[Dataset rows for apps and sites]
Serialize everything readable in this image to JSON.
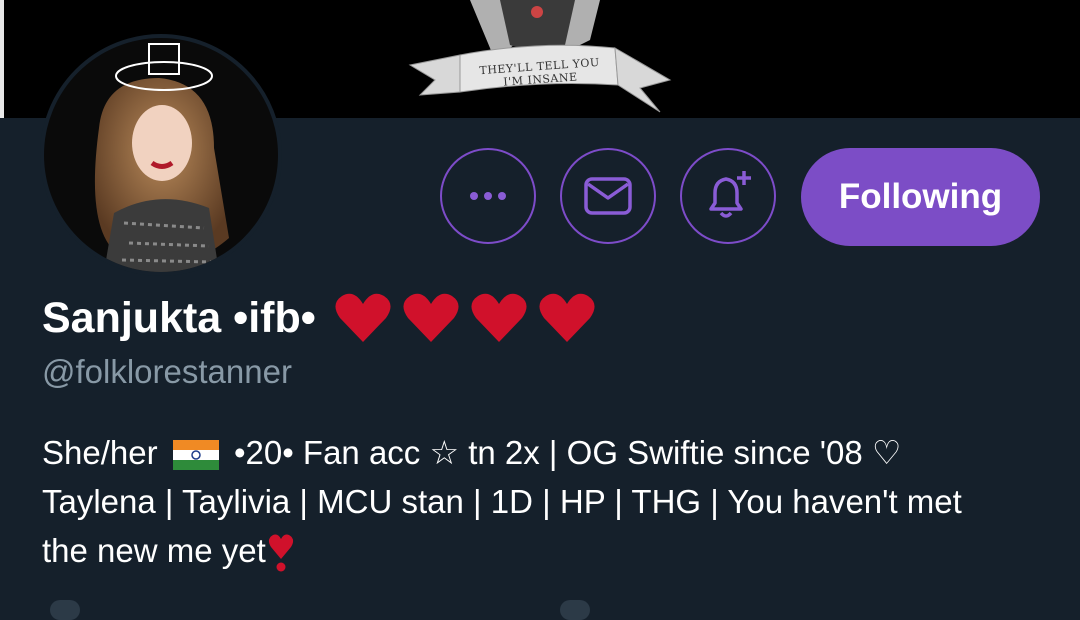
{
  "banner": {
    "caption": "THEY'LL TELL YOU I'M INSANE"
  },
  "profile": {
    "display_name": "Sanjukta •ifb•",
    "handle": "@folklorestanner",
    "heart_count": 4
  },
  "actions": {
    "follow_label": "Following",
    "more_icon": "more-horizontal-icon",
    "dm_icon": "envelope-icon",
    "notify_icon": "bell-plus-icon"
  },
  "bio": {
    "line1_a": "She/her",
    "line1_b": "•20• Fan acc ☆ tn 2x | OG Swiftie since '08 ♡",
    "line2": "Taylena | Taylivia | MCU stan | 1D | HP | THG | You haven't met",
    "line3": "the new me yet"
  },
  "colors": {
    "background": "#15202b",
    "accent": "#7c4dc6",
    "muted_text": "#8899a6",
    "heart": "#d0112b"
  }
}
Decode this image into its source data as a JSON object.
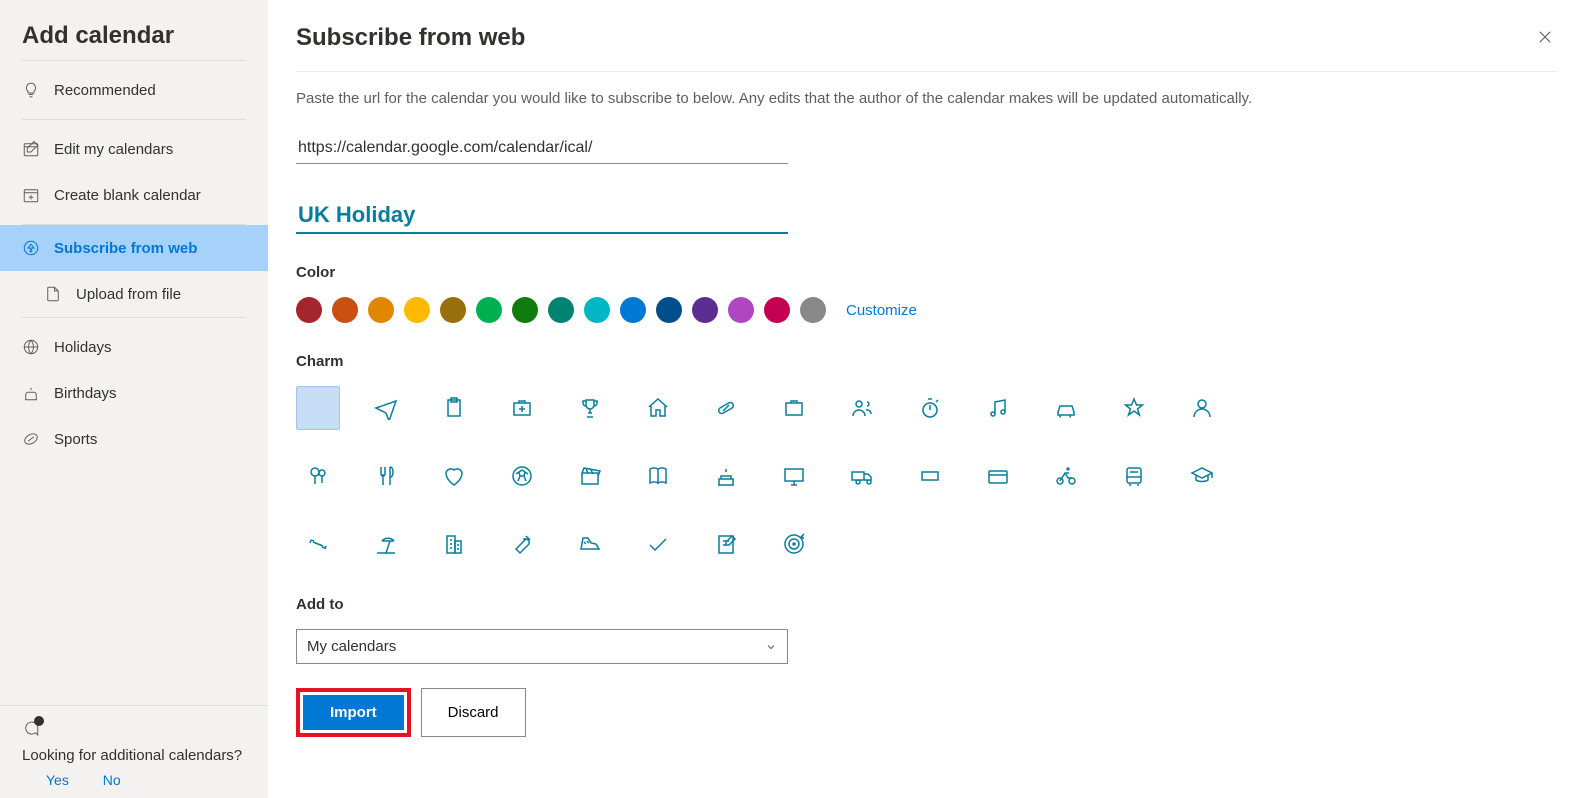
{
  "sidebar": {
    "title": "Add calendar",
    "items": {
      "recommended": "Recommended",
      "edit": "Edit my calendars",
      "create": "Create blank calendar",
      "subscribe": "Subscribe from web",
      "upload": "Upload from file",
      "holidays": "Holidays",
      "birthdays": "Birthdays",
      "sports": "Sports"
    },
    "feedback": {
      "text": "Looking for additional calendars?",
      "yes": "Yes",
      "no": "No"
    }
  },
  "main": {
    "title": "Subscribe from web",
    "description": "Paste the url for the calendar you would like to subscribe to below. Any edits that the author of the calendar makes will be updated automatically.",
    "url_value": "https://calendar.google.com/calendar/ical/",
    "name_value": "UK Holiday",
    "color_label": "Color",
    "customize": "Customize",
    "charm_label": "Charm",
    "addto_label": "Add to",
    "addto_value": "My calendars",
    "import": "Import",
    "discard": "Discard",
    "colors": [
      "#a4262c",
      "#ca5010",
      "#e08700",
      "#ffb900",
      "#986f0b",
      "#00b050",
      "#107c10",
      "#008272",
      "#00b7c3",
      "#0078d4",
      "#004e8c",
      "#5c2e91",
      "#b146c2",
      "#c30052",
      "#8a8886"
    ]
  }
}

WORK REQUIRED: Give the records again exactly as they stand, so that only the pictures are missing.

COMPLETED TASK:
Serialize everything readable in this image to JSON.
{
  "banner": {
    "caption": "THEY'LL TELL YOU I'M INSANE"
  },
  "profile": {
    "display_name": "Sanjukta •ifb•",
    "handle": "@folklorestanner",
    "heart_count": 4
  },
  "actions": {
    "follow_label": "Following",
    "more_icon": "more-horizontal-icon",
    "dm_icon": "envelope-icon",
    "notify_icon": "bell-plus-icon"
  },
  "bio": {
    "line1_a": "She/her",
    "line1_b": "•20• Fan acc ☆ tn 2x | OG Swiftie since '08 ♡",
    "line2": "Taylena | Taylivia | MCU stan | 1D | HP | THG | You haven't met",
    "line3": "the new me yet"
  },
  "colors": {
    "background": "#15202b",
    "accent": "#7c4dc6",
    "muted_text": "#8899a6",
    "heart": "#d0112b"
  }
}
Decode this image into its source data as a JSON object.
{
  "sidebar": {
    "title": "Add calendar",
    "items": {
      "recommended": "Recommended",
      "edit": "Edit my calendars",
      "create": "Create blank calendar",
      "subscribe": "Subscribe from web",
      "upload": "Upload from file",
      "holidays": "Holidays",
      "birthdays": "Birthdays",
      "sports": "Sports"
    },
    "feedback": {
      "text": "Looking for additional calendars?",
      "yes": "Yes",
      "no": "No"
    }
  },
  "main": {
    "title": "Subscribe from web",
    "description": "Paste the url for the calendar you would like to subscribe to below. Any edits that the author of the calendar makes will be updated automatically.",
    "url_value": "https://calendar.google.com/calendar/ical/",
    "name_value": "UK Holiday",
    "color_label": "Color",
    "customize": "Customize",
    "charm_label": "Charm",
    "addto_label": "Add to",
    "addto_value": "My calendars",
    "import": "Import",
    "discard": "Discard",
    "colors": [
      "#a4262c",
      "#ca5010",
      "#e08700",
      "#ffb900",
      "#986f0b",
      "#00b050",
      "#107c10",
      "#008272",
      "#00b7c3",
      "#0078d4",
      "#004e8c",
      "#5c2e91",
      "#b146c2",
      "#c30052",
      "#8a8886"
    ]
  }
}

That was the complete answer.